ICC Cricket World Cup 2011 / News
Sri Lanka v England, World Cup 2011, Colombo
Chasing woes ease at the Premadasa
March 23, 2011
On first look, the R Premadasa stadium doesn't seem to be the ideal venue for the knockout games of a tournament as big as the World Cup. Or any day-night ODI for that matter. Far too often are the odds stacked heavily against sides chasing under the floodlights, when the ball starts doing the kind of crazy things it hadn't in the first half of the game. In the last decade, 29 out of the 38 finished games featuring the top teams here were won by the team winning the toss, second only to Newlands in that aspect. There is no guessing what teams do here the moment they win the toss.
With the World Cup, however, like many other aspects in quite a few of the other stadiums in the subcontinent, there seems to have been a massive improvement. Already it is there for all to see that while chasing might not be the favourite thing to do here, it is not quite the devil either. Even if the games involving the minnows in this World Cup are not to be included, the league game between Sri Lanka and Pakistan is a big indicator. In the good old days of the Premadasa, Pakistan's 277 would have been a difficult target, but Sri Lanka seemed to be on track until they lost their way towards the end.
The most important thing, both in that game and Pakistan's successful chase against Australia, was that the new ball didn't jag around as much as it used to do in the classical Premadasa-under-the-lights days. Anuruddha Polonowita, Sri Lanka's chief groundsman, has an explanation for why this used to happen and why it is less likely to happen now that the square has been relaid.
"We have raised the pitch three-and-a-half-feet from the perimeter of the boundary," Polonowita said. "Earlier we had a problem those days. This is a low-lying area. This was a marshy land, which was filled with garbage. So in the evening we used to get a little bit of moisture coming out. So we raised it by three-and-a-half feet, and I think it has settled down now. In the evening, that moisture is not coming out. That was the main reason [for the drastic change in conditions under lights]."
Mahela Jayawardene, who has played a fair amount of his ODI cricket here, has another reason. "The floodlights were one of the reasons teams struggled to chase at night at the ground, as they couldn't pick the ball on occasion," he wrote in his column. "Since the revamp, with new lights and a relaid track, things have certainly eased out."
Trevor Bayliss, Sri Lanka's coach, shares the view. "In the past it [the toss] has been important," Bayliss said. "The wickets since have been relaid.
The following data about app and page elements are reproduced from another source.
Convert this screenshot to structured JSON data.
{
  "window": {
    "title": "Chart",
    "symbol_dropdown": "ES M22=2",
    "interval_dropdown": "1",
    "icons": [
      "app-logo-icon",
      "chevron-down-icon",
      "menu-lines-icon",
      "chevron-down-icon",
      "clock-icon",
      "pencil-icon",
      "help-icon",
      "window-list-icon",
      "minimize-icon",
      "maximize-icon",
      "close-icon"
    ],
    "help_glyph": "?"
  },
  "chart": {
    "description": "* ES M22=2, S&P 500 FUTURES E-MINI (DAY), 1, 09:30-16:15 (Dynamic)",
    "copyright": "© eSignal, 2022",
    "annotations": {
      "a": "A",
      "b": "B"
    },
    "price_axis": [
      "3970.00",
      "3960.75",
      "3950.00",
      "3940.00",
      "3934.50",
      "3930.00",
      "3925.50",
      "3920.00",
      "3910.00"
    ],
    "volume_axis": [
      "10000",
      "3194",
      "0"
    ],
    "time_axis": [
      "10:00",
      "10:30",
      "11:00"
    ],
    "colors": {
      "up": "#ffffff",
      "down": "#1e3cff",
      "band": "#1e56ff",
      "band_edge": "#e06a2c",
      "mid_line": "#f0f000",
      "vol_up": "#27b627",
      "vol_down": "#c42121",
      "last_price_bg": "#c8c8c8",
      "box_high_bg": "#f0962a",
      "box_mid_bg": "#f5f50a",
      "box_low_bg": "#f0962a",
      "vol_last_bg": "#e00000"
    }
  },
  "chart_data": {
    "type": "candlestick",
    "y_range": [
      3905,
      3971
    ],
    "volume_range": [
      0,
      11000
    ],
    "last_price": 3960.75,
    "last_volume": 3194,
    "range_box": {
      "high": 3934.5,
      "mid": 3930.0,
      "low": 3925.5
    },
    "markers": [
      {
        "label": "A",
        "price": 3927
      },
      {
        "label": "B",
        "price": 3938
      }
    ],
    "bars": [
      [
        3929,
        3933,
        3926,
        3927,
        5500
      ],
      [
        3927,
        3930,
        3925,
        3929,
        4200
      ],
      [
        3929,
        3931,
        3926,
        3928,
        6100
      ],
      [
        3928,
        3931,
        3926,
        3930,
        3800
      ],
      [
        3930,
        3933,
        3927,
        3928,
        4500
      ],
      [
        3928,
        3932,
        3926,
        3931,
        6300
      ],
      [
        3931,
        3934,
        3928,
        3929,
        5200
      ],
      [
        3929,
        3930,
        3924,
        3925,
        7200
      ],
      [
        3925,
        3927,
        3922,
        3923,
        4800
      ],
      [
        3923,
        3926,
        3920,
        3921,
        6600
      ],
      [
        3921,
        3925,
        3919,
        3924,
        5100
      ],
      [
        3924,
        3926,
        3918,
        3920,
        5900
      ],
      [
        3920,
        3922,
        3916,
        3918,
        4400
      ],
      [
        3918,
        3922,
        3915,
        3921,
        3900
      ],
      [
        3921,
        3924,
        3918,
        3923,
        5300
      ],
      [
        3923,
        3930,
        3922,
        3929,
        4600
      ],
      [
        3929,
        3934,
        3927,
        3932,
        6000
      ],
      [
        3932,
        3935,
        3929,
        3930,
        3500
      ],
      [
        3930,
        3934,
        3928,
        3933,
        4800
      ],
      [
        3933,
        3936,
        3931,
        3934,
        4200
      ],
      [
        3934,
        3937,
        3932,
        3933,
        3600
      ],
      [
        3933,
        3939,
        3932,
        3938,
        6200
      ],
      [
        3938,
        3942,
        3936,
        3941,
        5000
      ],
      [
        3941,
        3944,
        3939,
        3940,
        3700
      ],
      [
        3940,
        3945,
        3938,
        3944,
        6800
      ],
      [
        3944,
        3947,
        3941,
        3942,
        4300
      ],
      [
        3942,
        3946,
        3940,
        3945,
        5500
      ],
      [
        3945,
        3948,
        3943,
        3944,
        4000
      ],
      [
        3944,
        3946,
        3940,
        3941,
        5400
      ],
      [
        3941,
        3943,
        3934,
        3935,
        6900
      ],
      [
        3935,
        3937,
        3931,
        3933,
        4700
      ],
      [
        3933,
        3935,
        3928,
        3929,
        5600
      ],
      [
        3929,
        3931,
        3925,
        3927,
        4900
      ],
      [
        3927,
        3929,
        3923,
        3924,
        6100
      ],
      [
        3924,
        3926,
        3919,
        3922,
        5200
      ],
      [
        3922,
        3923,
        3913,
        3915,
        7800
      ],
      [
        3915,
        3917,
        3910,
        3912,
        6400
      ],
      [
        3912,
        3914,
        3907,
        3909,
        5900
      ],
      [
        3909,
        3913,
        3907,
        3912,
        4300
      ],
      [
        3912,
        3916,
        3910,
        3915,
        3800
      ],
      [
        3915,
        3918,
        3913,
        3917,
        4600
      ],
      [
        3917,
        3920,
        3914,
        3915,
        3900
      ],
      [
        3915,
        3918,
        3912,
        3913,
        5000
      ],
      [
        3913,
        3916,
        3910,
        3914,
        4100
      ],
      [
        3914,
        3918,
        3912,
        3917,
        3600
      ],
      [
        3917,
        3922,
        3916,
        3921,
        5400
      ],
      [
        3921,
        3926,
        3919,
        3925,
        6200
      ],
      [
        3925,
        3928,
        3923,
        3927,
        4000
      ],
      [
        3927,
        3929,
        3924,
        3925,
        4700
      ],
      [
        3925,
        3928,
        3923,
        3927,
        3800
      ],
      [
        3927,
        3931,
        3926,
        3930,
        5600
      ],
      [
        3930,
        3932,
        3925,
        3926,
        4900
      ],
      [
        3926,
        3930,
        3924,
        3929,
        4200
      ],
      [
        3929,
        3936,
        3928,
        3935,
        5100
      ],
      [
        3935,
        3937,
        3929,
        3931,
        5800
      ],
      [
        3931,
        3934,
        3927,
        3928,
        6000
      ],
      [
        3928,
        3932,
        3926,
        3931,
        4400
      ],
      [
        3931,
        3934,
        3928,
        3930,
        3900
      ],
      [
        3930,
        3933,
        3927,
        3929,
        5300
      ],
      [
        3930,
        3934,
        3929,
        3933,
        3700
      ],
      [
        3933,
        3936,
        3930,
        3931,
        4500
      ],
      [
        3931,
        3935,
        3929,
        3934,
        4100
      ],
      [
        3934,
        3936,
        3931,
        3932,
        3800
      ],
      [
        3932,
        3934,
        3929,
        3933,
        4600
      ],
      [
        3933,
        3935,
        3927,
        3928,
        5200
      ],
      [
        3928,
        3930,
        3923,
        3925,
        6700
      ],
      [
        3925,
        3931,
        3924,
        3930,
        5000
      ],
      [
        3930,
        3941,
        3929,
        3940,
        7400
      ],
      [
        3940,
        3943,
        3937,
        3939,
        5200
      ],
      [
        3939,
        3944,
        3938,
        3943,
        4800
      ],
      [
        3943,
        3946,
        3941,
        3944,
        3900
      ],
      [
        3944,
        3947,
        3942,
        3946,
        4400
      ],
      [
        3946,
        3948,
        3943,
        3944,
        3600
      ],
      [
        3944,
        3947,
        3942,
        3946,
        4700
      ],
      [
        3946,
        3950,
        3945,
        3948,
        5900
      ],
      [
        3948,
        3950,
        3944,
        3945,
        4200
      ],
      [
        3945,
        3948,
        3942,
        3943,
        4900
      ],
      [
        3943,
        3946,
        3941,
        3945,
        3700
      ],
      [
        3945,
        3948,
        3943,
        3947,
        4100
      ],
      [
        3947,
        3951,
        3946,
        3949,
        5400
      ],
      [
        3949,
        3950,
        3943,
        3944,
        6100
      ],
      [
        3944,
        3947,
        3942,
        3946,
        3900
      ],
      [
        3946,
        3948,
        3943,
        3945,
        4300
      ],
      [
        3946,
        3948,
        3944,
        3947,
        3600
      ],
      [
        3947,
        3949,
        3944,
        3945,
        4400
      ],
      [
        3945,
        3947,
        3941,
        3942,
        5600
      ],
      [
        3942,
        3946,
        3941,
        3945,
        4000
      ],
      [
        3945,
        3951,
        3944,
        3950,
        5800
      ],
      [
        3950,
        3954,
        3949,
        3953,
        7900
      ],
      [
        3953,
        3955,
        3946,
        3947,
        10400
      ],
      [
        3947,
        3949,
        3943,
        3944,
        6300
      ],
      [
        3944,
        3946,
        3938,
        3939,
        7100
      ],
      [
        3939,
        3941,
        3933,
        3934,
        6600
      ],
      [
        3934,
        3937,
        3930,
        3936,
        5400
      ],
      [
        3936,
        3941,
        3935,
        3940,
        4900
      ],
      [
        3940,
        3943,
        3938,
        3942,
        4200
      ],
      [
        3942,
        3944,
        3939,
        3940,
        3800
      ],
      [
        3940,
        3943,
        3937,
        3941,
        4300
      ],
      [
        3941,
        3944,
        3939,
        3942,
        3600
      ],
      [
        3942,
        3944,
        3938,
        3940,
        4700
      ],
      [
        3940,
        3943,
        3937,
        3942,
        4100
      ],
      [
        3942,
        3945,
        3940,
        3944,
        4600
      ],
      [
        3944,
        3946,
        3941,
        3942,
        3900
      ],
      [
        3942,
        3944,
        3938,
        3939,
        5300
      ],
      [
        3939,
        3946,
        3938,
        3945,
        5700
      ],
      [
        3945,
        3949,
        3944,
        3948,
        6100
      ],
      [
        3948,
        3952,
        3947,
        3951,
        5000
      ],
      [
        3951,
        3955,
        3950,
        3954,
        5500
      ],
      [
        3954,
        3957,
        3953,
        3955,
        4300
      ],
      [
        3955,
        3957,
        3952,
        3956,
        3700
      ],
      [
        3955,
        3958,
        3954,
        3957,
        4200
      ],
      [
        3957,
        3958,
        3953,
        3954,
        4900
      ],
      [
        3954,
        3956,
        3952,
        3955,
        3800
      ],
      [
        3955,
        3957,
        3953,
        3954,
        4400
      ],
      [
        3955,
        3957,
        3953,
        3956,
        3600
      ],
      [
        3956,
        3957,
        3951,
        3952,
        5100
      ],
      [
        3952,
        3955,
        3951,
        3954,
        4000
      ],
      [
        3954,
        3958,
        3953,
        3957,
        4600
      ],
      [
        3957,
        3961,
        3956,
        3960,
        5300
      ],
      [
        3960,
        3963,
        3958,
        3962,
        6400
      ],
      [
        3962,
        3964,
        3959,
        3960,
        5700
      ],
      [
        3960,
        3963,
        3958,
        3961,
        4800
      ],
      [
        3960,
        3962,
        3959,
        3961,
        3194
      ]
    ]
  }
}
They are a lot better now, a lot easier to bat second than it was two to three years ago. We batted second against Pakistan, and made 260, but we had a bad 20 overs. Whatever score is made in the first innings, the team batting second is quite capable of knocking those runs off.
"Whether it gets a little bit cooler and atmosphere makes the ball move around a little bit, there is no real evidence of that. It is a bit more difficult to bat second. I think the wicket probably slows up a little bit, makes it more difficult for batting, but more than anything it's the mindset. We were happy to score 260 runs against Pakistan in that first game. Even though we did lose, we knew there was improvement, and it gives us confidence for this game."
A target of 225 and over against a major opposition in a day-night game at the Premadasa has been a fortress that has not been conquered often, but over the next week or so that frontier might be no more. Even if that doesn't happen - although it will be a great stage to do so in a knockout game of a World Cup - the players are a bit more assured of the fairness of the conditions.
If it is to be a meaningful step in their campaign to regain the World Cup, there are a few areas they need to take a good look at
Some learnings from the eye-popping numbers that made the rounds yesterday
Which players have won the Man-of-the-Match award the most times? Who wins it the most regularly? And who has never won the award?
1968 Birth of that gifted and prolific batsman Ijaz Ahmed senior , whose 12 Test centuries were spread over 11 seasons
There has been a different winner in each World T20, but the side that won the first tournament in 2007 looks primed for a repeat. But, then again, you can never quite tell